From the entries below, copy each line in which the word "JSON" occurs.

(DATA SHOWN)

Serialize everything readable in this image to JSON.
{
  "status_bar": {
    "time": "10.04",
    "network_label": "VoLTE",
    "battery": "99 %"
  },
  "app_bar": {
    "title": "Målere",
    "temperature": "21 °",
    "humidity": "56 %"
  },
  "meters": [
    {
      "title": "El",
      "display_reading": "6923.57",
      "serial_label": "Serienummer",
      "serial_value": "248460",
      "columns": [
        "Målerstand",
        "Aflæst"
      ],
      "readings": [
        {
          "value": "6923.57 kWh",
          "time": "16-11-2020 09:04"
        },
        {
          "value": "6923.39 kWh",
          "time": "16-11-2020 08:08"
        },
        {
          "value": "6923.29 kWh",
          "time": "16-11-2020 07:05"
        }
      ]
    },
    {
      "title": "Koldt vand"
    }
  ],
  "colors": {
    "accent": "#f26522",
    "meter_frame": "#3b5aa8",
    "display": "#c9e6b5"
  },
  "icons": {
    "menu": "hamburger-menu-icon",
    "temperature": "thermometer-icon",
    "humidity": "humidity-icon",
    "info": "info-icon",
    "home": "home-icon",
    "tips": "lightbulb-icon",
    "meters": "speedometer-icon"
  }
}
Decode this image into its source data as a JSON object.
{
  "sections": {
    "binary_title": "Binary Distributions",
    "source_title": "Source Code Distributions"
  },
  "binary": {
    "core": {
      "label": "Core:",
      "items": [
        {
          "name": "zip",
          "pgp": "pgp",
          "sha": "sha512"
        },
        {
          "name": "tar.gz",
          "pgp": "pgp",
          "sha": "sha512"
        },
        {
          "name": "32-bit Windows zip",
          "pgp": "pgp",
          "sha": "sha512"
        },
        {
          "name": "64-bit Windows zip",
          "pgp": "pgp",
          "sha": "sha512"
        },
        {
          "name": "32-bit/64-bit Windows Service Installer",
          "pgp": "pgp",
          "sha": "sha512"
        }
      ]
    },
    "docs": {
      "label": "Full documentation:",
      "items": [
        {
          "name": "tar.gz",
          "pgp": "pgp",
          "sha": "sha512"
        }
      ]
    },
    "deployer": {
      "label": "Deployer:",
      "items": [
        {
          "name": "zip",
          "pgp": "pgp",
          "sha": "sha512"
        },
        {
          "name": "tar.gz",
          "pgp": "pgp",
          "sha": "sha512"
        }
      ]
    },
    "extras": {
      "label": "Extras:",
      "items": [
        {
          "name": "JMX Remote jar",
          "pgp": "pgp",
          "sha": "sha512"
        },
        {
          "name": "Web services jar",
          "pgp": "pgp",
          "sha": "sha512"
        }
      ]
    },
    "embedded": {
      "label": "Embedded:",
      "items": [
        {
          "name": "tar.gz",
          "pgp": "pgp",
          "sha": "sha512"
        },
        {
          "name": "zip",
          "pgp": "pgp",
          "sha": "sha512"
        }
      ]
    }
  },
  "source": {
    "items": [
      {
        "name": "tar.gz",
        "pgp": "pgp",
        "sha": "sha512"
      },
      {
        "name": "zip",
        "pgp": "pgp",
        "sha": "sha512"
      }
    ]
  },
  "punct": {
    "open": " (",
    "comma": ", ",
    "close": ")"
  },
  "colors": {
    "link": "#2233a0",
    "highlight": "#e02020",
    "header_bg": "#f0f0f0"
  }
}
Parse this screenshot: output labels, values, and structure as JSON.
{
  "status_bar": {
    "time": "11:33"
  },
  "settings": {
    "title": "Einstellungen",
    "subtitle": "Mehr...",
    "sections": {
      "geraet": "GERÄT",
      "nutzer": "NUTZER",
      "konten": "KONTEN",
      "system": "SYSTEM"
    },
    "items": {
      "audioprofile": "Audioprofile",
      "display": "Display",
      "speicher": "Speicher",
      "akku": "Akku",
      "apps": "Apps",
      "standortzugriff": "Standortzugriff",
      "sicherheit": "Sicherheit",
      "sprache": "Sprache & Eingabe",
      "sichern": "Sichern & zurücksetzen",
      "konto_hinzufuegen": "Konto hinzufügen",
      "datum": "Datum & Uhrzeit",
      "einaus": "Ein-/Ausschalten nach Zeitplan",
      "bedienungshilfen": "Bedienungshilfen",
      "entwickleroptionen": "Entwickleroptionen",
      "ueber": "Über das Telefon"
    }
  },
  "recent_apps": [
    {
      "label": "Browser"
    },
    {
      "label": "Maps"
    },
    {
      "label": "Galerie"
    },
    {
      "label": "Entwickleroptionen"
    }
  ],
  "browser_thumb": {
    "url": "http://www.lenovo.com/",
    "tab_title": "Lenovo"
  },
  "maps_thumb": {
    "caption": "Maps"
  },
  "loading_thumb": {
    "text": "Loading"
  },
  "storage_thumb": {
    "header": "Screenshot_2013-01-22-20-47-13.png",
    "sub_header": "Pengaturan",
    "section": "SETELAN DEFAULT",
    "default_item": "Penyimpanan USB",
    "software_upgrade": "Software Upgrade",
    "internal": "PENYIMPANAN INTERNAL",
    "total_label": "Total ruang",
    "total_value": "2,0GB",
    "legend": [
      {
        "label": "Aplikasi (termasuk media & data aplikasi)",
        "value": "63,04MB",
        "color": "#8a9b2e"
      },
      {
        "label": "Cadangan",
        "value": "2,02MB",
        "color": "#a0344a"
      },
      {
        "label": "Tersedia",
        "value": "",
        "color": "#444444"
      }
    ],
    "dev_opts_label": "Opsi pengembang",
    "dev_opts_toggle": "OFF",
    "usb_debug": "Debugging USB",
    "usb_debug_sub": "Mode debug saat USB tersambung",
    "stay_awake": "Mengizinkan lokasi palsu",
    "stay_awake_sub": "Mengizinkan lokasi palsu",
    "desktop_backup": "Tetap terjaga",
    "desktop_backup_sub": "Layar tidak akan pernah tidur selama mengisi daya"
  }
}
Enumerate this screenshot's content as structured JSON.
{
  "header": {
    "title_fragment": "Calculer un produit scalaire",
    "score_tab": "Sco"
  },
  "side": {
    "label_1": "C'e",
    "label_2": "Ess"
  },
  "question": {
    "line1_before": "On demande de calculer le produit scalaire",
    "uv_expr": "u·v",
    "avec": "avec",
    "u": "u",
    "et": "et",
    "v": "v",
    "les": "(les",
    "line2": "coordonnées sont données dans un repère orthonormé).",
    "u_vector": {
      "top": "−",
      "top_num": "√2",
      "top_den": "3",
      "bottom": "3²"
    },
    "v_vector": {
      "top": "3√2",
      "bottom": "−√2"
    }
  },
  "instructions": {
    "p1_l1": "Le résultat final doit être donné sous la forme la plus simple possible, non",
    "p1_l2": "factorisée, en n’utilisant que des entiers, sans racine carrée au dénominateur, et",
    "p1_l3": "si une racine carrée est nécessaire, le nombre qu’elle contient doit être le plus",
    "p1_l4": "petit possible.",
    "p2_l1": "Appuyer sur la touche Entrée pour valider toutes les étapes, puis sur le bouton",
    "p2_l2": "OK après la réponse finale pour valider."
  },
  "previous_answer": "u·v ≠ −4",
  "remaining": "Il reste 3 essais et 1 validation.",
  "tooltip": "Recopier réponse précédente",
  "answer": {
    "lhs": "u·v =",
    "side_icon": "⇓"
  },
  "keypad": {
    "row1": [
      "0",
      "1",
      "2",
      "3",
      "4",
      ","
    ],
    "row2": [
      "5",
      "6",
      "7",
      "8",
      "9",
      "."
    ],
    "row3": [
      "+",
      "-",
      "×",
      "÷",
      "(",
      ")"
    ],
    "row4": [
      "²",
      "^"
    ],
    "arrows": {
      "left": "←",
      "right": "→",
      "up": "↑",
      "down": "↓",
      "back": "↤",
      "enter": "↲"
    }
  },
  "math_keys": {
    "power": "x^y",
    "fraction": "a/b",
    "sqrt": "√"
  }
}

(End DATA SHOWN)

▶ [SOLUTION TO THIS PROBLEM]:
Serialize everything readable in this image to JSON.
Decode this image into its source data as a JSON object.
Parse this screenshot: output labels, values, and structure as JSON.
Enumerate this screenshot's content as structured JSON.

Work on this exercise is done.